“I’m off to avoid being murdered. And stuff.” (Possibly actual quote)

Bullitt is a violent action thriller, and the violence comes in short, quick increments, making it all the more effective. It also has an iconic car chase (some might even say it “surpasses any within recall”) in the hilly streets of San Francisco (where both the good guy and the bad guys are inexplicably outrun by an unassuming green beetle on several occasions), and a climactic foot chase in an airport to round it all off. Steve McQueen, a personal favourite of Sister the Youngest, is perfect in the title role. Very much the strong, silent type, his intensity makes him believable as a cop who will stand up to his superiors and do what’s right.

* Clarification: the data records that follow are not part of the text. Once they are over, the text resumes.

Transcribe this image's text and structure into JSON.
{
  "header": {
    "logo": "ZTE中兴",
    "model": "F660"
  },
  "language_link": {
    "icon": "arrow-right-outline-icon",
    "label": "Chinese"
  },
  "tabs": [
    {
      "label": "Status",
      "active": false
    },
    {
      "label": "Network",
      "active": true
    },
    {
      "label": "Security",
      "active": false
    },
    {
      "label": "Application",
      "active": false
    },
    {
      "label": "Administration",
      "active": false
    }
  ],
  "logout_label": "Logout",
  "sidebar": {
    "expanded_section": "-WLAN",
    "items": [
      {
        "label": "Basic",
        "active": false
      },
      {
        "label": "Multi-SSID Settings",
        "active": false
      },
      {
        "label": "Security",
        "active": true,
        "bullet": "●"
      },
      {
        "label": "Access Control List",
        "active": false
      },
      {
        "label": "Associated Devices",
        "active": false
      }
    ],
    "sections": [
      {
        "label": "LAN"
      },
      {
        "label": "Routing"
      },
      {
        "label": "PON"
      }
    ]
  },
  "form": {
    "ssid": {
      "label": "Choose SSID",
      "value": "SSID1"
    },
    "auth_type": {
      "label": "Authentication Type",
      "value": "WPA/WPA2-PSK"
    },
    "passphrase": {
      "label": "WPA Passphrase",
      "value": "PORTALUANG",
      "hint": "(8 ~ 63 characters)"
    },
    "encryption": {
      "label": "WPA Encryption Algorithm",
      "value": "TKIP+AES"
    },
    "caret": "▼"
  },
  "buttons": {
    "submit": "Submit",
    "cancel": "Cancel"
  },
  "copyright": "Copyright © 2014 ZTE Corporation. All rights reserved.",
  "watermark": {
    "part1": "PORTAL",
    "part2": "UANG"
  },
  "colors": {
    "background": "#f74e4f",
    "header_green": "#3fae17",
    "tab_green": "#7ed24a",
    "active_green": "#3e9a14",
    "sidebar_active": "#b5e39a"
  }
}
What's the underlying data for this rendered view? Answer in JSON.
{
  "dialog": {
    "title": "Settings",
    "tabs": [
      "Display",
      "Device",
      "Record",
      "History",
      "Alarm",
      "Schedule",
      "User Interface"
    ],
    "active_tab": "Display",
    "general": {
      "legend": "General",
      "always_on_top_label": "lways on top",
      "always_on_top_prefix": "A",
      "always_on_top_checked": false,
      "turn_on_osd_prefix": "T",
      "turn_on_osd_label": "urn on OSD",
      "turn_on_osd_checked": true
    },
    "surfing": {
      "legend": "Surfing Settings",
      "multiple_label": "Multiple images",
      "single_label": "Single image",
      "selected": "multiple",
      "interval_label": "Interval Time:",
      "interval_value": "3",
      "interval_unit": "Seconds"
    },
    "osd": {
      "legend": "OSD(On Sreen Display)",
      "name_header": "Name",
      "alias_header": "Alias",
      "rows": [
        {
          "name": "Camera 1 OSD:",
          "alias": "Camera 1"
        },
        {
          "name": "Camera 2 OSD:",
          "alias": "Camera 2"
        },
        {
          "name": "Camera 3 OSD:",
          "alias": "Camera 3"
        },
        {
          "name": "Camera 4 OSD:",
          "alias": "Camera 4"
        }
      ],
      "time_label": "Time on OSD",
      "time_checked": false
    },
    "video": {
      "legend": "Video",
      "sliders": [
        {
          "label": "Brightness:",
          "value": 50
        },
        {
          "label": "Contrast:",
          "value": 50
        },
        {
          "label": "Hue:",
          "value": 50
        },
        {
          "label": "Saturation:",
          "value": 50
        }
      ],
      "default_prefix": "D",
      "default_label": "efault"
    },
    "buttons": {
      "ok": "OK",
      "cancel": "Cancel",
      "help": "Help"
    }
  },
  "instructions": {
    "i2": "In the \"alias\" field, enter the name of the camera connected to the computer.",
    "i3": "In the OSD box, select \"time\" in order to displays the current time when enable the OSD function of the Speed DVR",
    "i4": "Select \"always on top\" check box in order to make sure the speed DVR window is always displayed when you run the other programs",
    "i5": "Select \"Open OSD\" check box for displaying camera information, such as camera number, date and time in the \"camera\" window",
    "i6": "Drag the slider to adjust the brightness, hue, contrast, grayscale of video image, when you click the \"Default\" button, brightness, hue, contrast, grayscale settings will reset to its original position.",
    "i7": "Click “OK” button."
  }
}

Seriously – the beetle keeps popping up everytime they’ve rounded a corner. It might be a Tardis.

We loved McQueen’s cardigan game (cardigame?), the very ’60s soundtrack, the nurses’ headgear (how did anyone ever think that was practical?), Eddy’s entire look (choices!), the African American surgeon (progressive for the time? Or do we only think it is because things are still so shitty in the world? God, that’s a very depressing thought, isn’t it..?) the chases, the murders, the mystery and the mayhem. And Steve McQueen’s absolute coolness. That man really knew how to work the silences.

Don’t be fooled by the cardi I’ve got, I’m still, I’m still gonna shoot you in the face ’cause I’m a bad motherfucker

What we learned: You work your side of the street and I’ll work mine.

Next time: Coogan’s Bluff (1968)